We'd like to set cookies to help us to improve our website by collecting and reporting information on how you use it. For more information on these cookies, please see our cookie notice. The cookies collect information in an anonymous form. Data is only used in aggregate.

Functionality cookies

We'd like to set cookies to provide you with a better customer experience. For more information on these cookies, please see our cookie notice.

Sharing your house or flat with a lodger?

A description of all the documentation that it is advisable for you to have in place when you rent a room to a lodger

If you own your house or flat and would like to rent out one of your rooms to a lodger, it is advisable to have an agreement in place to formally record the terms and conditions under which the lodger (referred to as the 'occupier') will share your property. Note that the lodger is not a tenant and only has a 'licence' to occupy as opposed to a tenancy. This distinction is important because lodgers have far fewer rights than tenants.

An 'Agreement for a landlord to share a house or flat' allows you to specify in writing details such as how much and when your lodger should pay you (known as a 'license fee'), which rooms they can access, if they need to contribute to the council tax bill and whether or not you will be providing any services such as cleaning. You can also use this agreement to require the occupier to supply a guarantee from a third party, such as a parent or relative. This is advisable if the lodger is young or a student. If you are taking on more than one lodger, you will need a separate agreement for each person.

This agreement creates a 'license' rather than a 'tenancy'. Unlike a tenancy agreement, which will give the tenant or occupier exclusive access to the property they are renting, a license agreement gives the owner the right to access their property at all times and use the facilities to the extent agreed.

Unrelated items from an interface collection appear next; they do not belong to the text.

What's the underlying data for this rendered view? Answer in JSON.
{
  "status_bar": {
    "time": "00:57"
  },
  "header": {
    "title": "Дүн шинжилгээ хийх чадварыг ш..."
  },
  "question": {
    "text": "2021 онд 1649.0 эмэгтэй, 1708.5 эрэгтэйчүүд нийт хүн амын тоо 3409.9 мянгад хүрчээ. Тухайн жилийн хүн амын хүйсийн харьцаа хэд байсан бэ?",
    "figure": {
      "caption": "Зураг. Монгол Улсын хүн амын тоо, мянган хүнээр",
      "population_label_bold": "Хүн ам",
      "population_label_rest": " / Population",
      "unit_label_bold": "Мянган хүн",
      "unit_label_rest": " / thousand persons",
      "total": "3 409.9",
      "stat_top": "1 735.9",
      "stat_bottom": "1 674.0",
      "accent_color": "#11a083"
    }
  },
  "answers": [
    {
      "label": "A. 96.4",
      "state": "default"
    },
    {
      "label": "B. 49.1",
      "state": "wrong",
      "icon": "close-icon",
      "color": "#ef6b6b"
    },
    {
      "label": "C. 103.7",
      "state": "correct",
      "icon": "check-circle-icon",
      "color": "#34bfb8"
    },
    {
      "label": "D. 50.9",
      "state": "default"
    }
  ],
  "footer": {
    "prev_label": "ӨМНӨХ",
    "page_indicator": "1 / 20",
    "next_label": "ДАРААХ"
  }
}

The agreement can be brought to end by the owner by giving the occupier notice in writing.

Our 'Agreement to share a house/flat' helps you set out the lodger's rights and responsibilities while ensuring that they don't acquire a tenancy.

Start your 'Agreement to share a house/flat' now

The information on this page applies to England and Wales only.

Copyright © 2019 Epoq Group Ltd. All trademarks acknowledged, all rights reserved

This website is operated by Epoq Legal Ltd, company number 3707955, whose registered office is at 2 Imperial Place, Maxwell Road, Borehamwood, Hertfordshire, WD6 1JN. Epoq Legal Ltd is authorised and regulated by the Solicitors Regulation Authority (SRA number 645296).